Dunkeld,in Perthshire, is situated on the River Tay. We came here in July 2001; midsummer and peak tourist season, but the place was quiet. I just loved the cathedral, not for the cathedral itself, though, of course, it has its history and its merits, but for the location. The cathedral is separated from the River Tay by a verdant expanse of lawn. At this time of the year the grass was sprinkled with a carpet of exquisite tiny flowers. There was a bench down by the river and it was truly the most serene place I have ever encountered. The sun glistened on the water, and the Tay, which was quite shallow at this point, burbled away. A great spot just to relax, or to contemplate the meaning of ‘life, the universe and everything’.

2-14 Dunkeld Cathedral front lawn and bridge over the River Tay Continue reading

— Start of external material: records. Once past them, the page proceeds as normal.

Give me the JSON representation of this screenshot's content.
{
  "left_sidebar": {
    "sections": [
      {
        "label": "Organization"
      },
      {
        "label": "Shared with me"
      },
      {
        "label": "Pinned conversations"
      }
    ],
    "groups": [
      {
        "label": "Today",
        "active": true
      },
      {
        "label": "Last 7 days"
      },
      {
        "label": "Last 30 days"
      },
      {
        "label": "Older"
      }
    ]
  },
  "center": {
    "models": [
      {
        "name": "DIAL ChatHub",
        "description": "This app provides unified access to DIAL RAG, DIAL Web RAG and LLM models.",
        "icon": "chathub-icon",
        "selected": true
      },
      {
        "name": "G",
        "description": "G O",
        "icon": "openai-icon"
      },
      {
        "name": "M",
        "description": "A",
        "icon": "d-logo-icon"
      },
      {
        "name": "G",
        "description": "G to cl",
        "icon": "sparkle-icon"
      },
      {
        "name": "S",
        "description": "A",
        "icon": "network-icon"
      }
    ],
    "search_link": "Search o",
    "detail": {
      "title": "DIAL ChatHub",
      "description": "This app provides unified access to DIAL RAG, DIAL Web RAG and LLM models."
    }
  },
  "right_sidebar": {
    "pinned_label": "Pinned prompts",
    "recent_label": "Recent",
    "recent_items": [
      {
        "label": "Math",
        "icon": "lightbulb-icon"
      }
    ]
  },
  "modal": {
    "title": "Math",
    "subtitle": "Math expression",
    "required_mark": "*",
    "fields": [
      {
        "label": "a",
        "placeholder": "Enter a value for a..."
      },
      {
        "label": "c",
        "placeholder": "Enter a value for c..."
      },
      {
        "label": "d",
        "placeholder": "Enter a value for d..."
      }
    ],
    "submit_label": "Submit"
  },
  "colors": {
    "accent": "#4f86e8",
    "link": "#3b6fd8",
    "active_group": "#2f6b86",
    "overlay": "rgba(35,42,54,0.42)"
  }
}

Some wildlife of Britain

Wildlife is a particular passion for us and we actively seek out experiences which will (hopefully) bring us up close and personal with a range of local animals. I’m going to jump around, both chronologically and geographically to share with you some of the awesome wildlife encounters we have had.

I have a thing for puffins! They are comical looking birds with brightly coloured beaks, short wings and sad expressive eyes. When they fly they beat their wings extremely rapidly, resembling clockwork toys. They are very amusing to watch. Wherever we travelled where puffins were known to nest we made attempts to see them. We had an abortive trip in July 1984 to the remote island of Røst off the coast of northern Norway. When we arrived after a very long-boat trip, an immensely dense fog descended and it was not safe for the puffin tour boats to go out! Røst is very small and flat and positively reeks of drying fish, so we left.

Continue reading